Now, on to my weekend report. I began the day by watching a bit of TV, when at about 5:30 I was startled by a faint earthquake. It turns out there was a 4.0 quake centered in Berkeley. (Actually, there were several quakes, but that was the only one strong enough for me to feel on my side of the Bay.)
Once the sun came up and the temperature rose enough to work outside, I began trimming weeds. I managed to get some of the worst patches under control, though of course there is still a lot more ground to cover. I then proceeded to transplant a number of flowers from pots into the ground. My Japanese garden is really starting to take shape, especially now with the camellias blooming and the maple trees beginning to unfurl their little leaves.
The dragonfruit didn't fare very well over the winter, despite how unseasonably warm it has been. I suspect this zone is just too cold for the poor things. Rather than let their trellis go to waste, I planted one of the sprouting chayote that I saved in the place of one of the cold-damaged dragonfruit. I'm hoping that I can train it up the trellis and keep it pruned to a manageable size. If it turns out to be too much trouble, I can always plant a grape vine or something else there next year.
I was hoping to plant some parsnips in the vegetable garden, but I ran out of sunlight before I got around to it. Sadly, the weather is predicted to be cloudy and cold next weekend, so I don't know how much work I'll be able to get done then.
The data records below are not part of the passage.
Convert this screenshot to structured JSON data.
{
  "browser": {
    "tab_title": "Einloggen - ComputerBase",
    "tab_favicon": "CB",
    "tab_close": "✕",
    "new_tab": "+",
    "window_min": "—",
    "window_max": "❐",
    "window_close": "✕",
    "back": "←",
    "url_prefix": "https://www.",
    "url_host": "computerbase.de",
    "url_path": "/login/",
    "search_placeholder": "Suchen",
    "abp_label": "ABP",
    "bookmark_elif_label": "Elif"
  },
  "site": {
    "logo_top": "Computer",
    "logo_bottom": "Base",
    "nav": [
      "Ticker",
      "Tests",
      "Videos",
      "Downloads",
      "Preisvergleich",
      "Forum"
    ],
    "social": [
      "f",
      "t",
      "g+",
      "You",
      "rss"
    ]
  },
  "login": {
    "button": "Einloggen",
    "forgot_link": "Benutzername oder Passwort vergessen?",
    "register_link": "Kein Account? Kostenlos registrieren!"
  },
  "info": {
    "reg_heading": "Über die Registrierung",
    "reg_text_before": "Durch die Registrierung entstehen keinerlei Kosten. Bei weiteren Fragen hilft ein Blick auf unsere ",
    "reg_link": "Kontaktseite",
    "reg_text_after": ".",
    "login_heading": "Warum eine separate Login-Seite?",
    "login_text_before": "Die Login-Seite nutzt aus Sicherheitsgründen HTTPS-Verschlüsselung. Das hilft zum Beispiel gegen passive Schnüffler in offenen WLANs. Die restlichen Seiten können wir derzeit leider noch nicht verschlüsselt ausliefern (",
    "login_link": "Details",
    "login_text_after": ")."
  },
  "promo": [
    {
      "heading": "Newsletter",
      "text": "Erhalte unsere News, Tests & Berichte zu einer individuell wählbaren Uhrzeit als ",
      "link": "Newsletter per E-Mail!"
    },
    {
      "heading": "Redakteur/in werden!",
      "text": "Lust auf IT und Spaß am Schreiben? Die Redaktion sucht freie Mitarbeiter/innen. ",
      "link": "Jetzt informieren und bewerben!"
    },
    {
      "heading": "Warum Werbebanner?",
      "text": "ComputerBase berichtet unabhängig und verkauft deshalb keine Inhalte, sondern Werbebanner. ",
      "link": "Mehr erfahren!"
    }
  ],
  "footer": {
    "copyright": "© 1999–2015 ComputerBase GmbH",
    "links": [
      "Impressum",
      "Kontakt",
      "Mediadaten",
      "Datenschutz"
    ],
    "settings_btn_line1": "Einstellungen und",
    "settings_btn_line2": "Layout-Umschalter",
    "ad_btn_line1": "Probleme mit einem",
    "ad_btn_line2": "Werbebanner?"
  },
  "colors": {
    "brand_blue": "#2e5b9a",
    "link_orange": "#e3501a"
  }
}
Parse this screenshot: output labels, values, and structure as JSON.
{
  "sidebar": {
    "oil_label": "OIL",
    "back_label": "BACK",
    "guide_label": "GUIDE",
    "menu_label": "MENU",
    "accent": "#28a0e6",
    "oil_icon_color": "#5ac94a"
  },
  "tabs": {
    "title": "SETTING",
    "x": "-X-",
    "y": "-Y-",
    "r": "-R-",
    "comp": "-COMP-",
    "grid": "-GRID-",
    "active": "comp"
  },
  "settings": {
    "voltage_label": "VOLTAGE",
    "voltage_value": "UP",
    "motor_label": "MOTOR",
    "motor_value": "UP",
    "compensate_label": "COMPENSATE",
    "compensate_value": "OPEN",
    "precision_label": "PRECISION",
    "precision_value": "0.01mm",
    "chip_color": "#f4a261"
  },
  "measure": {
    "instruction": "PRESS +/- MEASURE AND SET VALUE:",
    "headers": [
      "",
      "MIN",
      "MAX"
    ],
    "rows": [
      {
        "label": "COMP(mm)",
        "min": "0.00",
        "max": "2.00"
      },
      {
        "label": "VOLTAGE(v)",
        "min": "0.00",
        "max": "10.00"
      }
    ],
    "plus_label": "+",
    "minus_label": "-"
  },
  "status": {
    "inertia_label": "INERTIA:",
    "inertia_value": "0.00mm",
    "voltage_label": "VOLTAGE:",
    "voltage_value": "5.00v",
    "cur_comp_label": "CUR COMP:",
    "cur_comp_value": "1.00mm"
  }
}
I intended to go grocery shopping, since I ran out of bread, but I worked so late that I lost interest. I think I'll just bake some bread in the morning.